What you should do:
What lines of the data hold the string "JSON"? Pull each one out.

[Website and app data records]
/---

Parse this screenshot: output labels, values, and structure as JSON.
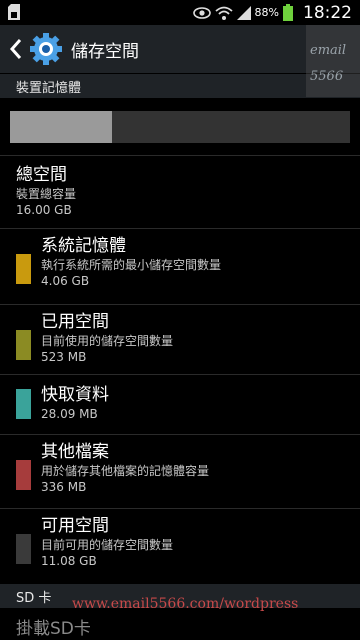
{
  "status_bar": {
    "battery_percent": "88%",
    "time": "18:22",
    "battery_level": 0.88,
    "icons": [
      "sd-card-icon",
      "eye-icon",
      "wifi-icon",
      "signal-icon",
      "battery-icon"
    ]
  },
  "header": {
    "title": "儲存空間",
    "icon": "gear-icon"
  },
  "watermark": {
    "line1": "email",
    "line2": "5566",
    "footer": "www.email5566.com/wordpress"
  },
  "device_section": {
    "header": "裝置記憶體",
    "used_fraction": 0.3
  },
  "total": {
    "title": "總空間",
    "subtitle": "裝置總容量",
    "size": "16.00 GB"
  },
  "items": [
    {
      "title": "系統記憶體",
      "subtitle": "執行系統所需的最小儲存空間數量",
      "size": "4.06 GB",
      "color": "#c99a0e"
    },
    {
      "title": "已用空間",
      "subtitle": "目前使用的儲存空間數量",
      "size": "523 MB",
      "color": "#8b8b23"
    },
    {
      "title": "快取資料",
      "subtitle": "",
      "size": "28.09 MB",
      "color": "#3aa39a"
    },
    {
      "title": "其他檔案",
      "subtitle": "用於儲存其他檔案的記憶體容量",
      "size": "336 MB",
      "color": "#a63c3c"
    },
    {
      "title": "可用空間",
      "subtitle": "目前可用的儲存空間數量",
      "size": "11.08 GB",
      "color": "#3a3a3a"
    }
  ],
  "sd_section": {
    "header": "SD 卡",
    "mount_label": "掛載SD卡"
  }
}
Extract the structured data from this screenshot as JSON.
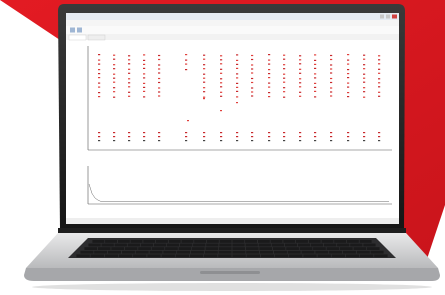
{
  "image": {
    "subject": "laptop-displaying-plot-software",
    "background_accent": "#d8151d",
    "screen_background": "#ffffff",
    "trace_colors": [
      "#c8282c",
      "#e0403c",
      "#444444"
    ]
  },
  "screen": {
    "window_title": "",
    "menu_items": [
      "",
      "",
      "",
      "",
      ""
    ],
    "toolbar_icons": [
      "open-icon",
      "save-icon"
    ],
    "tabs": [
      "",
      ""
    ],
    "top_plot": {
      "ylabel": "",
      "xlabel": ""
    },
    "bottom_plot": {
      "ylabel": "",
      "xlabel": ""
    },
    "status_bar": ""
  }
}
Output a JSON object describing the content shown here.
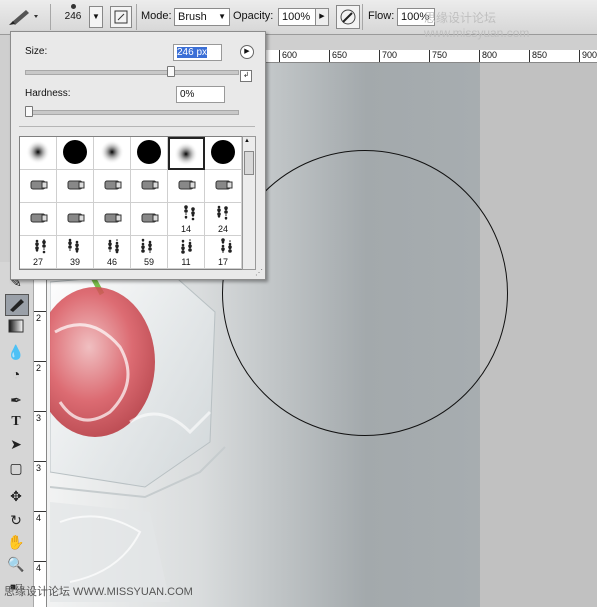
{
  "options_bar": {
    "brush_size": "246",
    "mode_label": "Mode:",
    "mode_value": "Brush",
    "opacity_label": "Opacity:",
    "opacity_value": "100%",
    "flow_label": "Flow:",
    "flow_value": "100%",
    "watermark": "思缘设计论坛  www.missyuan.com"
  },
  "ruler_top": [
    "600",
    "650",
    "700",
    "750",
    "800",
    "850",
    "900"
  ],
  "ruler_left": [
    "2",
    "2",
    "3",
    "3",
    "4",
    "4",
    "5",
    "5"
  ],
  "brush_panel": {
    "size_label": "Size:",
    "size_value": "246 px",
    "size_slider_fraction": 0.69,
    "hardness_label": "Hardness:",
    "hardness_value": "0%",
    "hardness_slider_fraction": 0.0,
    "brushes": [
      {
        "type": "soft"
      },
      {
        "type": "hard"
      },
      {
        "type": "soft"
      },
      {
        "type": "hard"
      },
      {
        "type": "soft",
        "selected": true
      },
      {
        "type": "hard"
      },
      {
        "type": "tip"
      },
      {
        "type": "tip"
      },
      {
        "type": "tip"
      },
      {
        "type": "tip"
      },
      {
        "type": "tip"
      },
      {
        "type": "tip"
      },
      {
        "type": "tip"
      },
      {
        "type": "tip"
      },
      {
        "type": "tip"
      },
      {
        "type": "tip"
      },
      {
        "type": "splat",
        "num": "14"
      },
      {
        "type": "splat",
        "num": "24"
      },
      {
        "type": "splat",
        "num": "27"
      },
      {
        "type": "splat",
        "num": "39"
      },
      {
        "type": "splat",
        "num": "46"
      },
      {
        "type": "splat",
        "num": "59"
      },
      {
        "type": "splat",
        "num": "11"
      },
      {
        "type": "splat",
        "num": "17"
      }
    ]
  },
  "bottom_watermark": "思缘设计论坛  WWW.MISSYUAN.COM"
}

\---
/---

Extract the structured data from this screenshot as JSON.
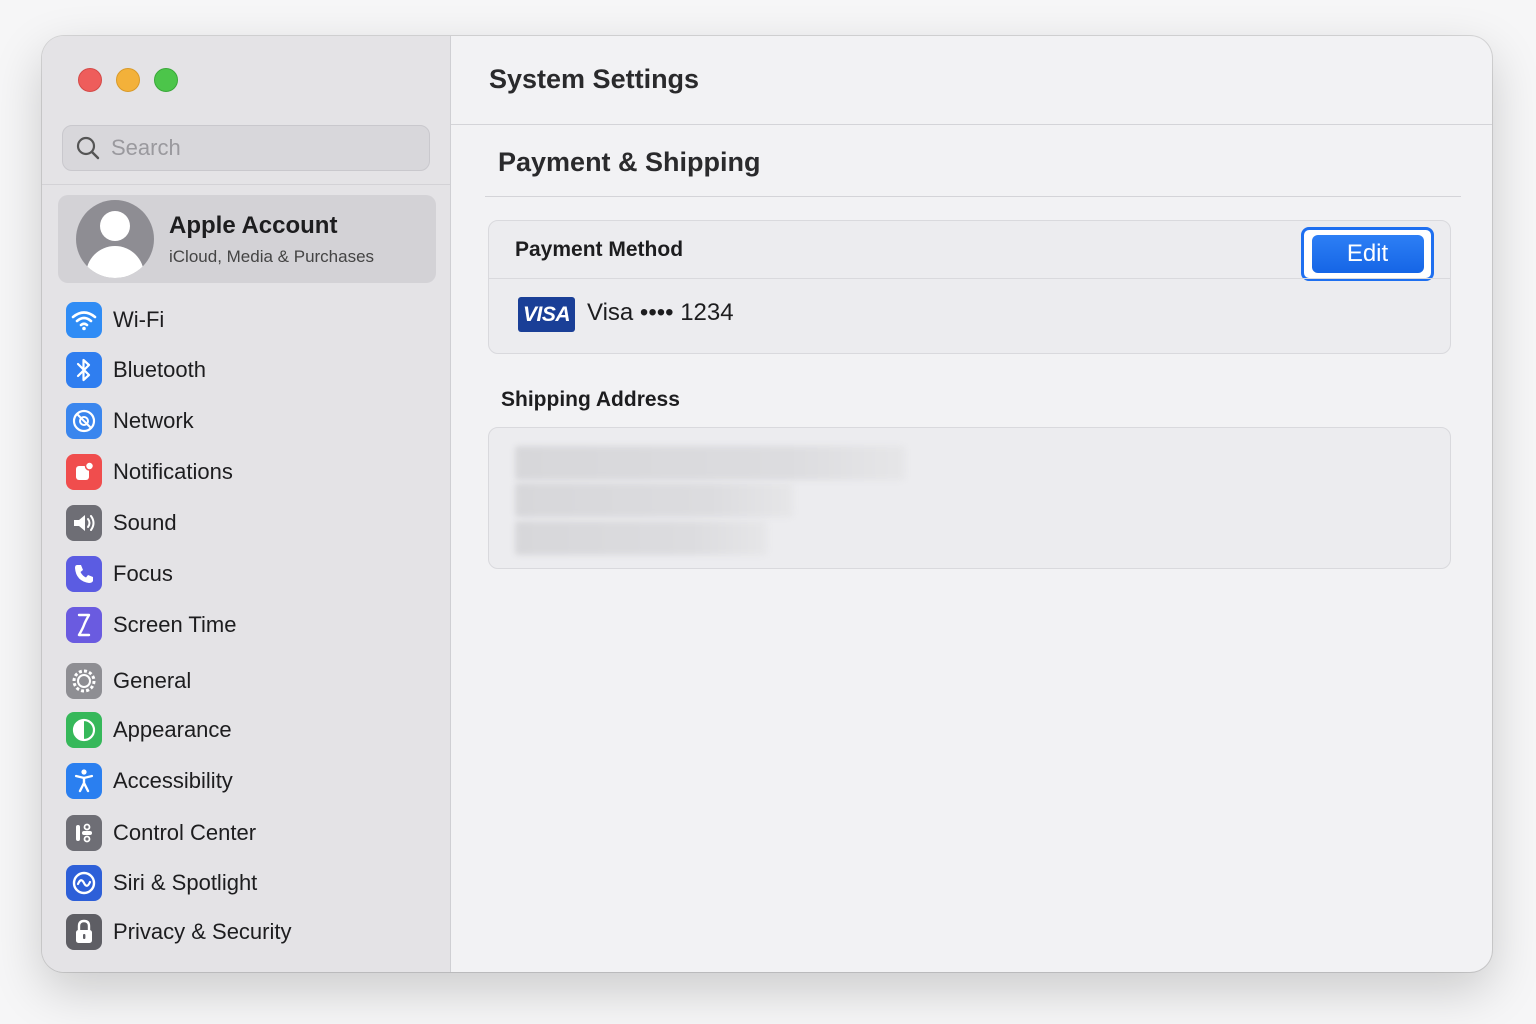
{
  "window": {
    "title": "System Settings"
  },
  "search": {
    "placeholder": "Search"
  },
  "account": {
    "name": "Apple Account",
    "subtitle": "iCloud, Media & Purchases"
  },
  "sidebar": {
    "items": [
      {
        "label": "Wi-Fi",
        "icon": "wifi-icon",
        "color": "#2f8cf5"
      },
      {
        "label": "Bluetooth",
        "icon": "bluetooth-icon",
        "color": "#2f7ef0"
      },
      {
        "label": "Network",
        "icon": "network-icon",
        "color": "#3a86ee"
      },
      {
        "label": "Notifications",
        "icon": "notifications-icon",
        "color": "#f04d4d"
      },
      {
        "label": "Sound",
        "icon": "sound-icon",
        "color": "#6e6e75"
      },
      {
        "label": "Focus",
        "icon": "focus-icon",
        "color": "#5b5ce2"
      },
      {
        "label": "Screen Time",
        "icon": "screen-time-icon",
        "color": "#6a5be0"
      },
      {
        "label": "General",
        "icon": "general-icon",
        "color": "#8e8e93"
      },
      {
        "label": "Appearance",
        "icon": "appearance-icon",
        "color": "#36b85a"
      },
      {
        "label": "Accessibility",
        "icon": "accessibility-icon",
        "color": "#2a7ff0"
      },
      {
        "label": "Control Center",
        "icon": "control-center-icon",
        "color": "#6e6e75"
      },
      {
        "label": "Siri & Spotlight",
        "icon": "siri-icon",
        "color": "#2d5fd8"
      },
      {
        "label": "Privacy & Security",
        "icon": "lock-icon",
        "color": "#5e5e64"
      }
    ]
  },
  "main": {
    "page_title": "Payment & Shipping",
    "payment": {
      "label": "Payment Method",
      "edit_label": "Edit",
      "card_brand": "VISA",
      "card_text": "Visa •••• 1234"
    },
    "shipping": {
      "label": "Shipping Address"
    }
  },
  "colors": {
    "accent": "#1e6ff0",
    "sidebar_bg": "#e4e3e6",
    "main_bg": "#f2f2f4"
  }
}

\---

Response area:
Parse this screenshot: output labels, values, and structure as JSON.
Extract the structured data from this screenshot as JSON.
Output a JSON object describing the content shown here.
Extract the structured data from this screenshot as JSON.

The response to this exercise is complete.